* WHAT THE TASK ASKS *
Once a line is found to contain "actor", copy it out of the listing.

* SUPPLIED DATA *
------------------------------------------------------------------------
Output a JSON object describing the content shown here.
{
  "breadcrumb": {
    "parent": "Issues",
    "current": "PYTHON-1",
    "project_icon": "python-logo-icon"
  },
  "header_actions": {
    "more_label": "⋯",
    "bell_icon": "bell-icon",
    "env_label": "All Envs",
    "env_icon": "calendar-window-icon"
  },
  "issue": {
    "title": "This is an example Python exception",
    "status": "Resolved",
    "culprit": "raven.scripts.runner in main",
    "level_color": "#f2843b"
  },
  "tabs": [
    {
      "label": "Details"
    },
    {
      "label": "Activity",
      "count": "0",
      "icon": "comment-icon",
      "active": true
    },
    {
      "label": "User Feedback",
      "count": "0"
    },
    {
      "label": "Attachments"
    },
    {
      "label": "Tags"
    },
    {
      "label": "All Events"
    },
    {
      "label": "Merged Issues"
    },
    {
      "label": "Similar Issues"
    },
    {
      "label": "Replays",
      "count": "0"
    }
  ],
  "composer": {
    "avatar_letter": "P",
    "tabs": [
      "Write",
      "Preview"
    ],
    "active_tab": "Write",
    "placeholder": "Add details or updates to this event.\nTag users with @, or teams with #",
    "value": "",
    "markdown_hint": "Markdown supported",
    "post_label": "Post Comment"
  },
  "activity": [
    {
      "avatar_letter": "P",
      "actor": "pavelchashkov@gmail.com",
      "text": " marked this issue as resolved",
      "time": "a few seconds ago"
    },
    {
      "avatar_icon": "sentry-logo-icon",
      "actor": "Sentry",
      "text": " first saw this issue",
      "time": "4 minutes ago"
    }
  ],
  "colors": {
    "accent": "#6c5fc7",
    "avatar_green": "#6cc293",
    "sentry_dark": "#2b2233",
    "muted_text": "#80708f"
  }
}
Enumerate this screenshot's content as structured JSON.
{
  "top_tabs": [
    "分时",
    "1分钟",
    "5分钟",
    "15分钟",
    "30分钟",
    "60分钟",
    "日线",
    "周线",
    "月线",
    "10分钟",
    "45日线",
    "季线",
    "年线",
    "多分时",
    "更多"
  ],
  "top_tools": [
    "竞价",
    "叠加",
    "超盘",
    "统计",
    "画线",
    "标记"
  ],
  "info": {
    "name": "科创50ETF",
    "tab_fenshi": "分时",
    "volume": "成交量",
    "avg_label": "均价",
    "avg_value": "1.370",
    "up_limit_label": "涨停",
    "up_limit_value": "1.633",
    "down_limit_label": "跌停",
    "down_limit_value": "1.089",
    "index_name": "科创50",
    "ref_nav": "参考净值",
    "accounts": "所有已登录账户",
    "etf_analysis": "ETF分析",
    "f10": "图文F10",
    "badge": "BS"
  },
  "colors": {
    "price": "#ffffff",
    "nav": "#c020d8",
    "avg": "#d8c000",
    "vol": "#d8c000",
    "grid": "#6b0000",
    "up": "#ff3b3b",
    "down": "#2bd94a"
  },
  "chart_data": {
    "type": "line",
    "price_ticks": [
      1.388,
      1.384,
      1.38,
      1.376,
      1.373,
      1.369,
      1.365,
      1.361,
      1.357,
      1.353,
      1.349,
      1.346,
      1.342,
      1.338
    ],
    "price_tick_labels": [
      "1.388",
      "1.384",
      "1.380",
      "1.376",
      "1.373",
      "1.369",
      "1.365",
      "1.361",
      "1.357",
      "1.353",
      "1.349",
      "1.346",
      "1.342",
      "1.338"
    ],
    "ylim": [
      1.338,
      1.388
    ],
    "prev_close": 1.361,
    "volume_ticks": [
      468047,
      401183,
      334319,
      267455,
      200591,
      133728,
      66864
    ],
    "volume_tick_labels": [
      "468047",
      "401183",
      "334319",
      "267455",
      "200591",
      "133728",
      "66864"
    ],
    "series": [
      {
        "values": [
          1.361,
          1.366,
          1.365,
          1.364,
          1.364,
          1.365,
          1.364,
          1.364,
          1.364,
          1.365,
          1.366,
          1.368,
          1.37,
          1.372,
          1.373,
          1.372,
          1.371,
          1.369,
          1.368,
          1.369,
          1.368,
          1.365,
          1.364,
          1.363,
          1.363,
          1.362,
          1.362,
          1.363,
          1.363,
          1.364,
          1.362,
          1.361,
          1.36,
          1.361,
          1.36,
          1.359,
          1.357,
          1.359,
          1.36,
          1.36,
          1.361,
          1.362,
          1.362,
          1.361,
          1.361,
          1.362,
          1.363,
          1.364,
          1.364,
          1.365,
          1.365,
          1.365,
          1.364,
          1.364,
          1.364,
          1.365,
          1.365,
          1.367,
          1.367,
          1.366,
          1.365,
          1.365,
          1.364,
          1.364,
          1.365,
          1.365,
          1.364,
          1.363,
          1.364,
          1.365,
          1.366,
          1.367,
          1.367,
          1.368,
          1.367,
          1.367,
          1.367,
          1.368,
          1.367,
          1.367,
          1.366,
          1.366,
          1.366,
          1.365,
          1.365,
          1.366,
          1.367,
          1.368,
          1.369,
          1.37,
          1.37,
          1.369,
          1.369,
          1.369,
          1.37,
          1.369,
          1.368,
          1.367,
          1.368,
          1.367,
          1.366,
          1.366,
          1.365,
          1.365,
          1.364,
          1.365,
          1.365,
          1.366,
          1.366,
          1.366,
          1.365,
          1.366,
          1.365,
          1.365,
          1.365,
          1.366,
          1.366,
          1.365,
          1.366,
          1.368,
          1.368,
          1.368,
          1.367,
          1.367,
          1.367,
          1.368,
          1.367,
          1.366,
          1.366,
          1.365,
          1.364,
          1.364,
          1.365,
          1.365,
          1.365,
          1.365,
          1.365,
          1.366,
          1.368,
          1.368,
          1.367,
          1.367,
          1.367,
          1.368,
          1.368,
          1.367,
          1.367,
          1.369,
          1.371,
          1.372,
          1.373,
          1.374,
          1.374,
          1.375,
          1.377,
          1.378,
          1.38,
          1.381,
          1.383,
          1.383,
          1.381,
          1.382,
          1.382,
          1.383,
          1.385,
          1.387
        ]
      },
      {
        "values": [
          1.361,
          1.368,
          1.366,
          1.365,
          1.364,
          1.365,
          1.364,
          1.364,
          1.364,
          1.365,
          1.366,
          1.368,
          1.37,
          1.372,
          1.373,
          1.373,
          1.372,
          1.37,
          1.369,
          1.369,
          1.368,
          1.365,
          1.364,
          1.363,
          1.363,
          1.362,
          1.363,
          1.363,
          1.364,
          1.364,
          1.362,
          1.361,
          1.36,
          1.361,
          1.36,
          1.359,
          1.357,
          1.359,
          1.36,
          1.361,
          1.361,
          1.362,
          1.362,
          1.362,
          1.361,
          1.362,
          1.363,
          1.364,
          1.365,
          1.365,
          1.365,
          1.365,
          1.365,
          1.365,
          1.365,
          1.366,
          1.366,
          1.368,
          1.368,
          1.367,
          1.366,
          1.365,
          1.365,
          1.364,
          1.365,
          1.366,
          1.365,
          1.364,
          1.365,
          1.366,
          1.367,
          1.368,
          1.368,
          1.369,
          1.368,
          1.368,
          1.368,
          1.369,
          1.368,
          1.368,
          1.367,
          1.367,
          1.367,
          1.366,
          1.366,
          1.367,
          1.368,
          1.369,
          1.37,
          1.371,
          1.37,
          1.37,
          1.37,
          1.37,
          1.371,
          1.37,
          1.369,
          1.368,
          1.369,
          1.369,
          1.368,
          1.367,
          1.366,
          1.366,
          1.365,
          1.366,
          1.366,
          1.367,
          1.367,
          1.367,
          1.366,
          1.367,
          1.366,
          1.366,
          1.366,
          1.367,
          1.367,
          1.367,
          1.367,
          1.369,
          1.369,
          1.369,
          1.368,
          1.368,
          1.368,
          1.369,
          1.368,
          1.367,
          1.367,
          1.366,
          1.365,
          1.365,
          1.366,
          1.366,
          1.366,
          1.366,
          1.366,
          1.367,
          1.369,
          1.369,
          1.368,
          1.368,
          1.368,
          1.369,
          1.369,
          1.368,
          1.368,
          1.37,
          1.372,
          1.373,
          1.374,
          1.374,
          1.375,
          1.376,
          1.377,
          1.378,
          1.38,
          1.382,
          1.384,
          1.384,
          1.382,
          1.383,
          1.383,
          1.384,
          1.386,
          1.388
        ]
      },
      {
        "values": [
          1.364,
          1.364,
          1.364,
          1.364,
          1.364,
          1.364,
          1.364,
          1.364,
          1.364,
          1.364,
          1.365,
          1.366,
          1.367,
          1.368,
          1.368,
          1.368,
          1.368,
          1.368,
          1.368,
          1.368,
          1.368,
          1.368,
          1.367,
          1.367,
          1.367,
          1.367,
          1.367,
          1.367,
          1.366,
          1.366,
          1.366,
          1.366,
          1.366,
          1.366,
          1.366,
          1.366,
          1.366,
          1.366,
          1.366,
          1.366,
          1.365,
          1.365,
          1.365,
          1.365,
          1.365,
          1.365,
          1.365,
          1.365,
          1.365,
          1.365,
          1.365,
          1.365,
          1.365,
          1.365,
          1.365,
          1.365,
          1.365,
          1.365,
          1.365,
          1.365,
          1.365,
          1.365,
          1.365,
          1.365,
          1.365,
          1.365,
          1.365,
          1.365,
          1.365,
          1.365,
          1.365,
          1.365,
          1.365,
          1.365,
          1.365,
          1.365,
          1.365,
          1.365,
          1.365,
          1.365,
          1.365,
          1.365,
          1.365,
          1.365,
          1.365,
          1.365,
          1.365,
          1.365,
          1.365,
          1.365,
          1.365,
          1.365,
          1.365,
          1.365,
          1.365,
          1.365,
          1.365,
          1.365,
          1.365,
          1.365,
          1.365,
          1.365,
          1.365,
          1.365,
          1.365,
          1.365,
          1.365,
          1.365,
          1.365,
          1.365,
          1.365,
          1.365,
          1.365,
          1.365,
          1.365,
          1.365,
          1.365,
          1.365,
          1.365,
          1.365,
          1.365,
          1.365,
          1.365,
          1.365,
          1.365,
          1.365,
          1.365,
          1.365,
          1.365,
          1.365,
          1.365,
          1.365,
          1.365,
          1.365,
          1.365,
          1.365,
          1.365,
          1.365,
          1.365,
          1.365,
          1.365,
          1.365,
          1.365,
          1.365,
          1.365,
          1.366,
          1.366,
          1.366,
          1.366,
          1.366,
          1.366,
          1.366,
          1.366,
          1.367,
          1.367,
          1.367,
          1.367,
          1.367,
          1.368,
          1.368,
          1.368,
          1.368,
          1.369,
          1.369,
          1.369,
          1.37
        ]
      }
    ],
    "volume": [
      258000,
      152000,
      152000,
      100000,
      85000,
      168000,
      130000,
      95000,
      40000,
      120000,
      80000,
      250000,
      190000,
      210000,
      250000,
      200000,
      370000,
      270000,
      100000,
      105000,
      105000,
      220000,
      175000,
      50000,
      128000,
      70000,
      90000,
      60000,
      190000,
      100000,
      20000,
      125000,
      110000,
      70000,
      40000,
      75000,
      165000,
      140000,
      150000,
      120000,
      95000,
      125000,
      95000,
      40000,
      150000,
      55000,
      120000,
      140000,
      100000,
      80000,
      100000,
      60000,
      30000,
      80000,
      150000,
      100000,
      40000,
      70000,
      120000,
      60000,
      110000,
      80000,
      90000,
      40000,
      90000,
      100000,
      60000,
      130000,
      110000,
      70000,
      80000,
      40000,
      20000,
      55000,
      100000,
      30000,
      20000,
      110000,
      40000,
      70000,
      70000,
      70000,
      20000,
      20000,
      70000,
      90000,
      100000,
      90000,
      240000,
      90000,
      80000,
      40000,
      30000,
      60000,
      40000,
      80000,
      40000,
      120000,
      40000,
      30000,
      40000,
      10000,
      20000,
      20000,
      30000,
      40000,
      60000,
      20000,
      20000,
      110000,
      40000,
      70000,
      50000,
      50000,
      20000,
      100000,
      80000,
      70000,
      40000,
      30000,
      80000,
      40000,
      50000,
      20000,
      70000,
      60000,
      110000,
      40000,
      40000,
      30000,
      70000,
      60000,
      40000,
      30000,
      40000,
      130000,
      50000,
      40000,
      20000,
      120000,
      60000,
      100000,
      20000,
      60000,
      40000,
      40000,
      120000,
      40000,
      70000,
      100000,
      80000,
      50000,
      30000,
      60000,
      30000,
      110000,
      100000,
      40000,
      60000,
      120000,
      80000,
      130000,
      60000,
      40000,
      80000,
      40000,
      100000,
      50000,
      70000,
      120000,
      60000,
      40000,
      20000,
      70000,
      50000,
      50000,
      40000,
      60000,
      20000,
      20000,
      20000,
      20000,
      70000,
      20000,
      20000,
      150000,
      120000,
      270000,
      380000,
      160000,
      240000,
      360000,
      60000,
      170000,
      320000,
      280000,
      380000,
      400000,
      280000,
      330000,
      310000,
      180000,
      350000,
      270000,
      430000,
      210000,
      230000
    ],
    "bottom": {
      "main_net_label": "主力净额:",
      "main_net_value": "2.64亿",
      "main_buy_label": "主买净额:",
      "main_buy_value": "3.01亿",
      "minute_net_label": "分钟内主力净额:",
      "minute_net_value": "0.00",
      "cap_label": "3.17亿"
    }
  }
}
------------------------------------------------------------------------
* ANSWER FOR THIS EXERCISE *
      "actor": "pavelchashkov@gmail.com",
      "actor": "Sentry",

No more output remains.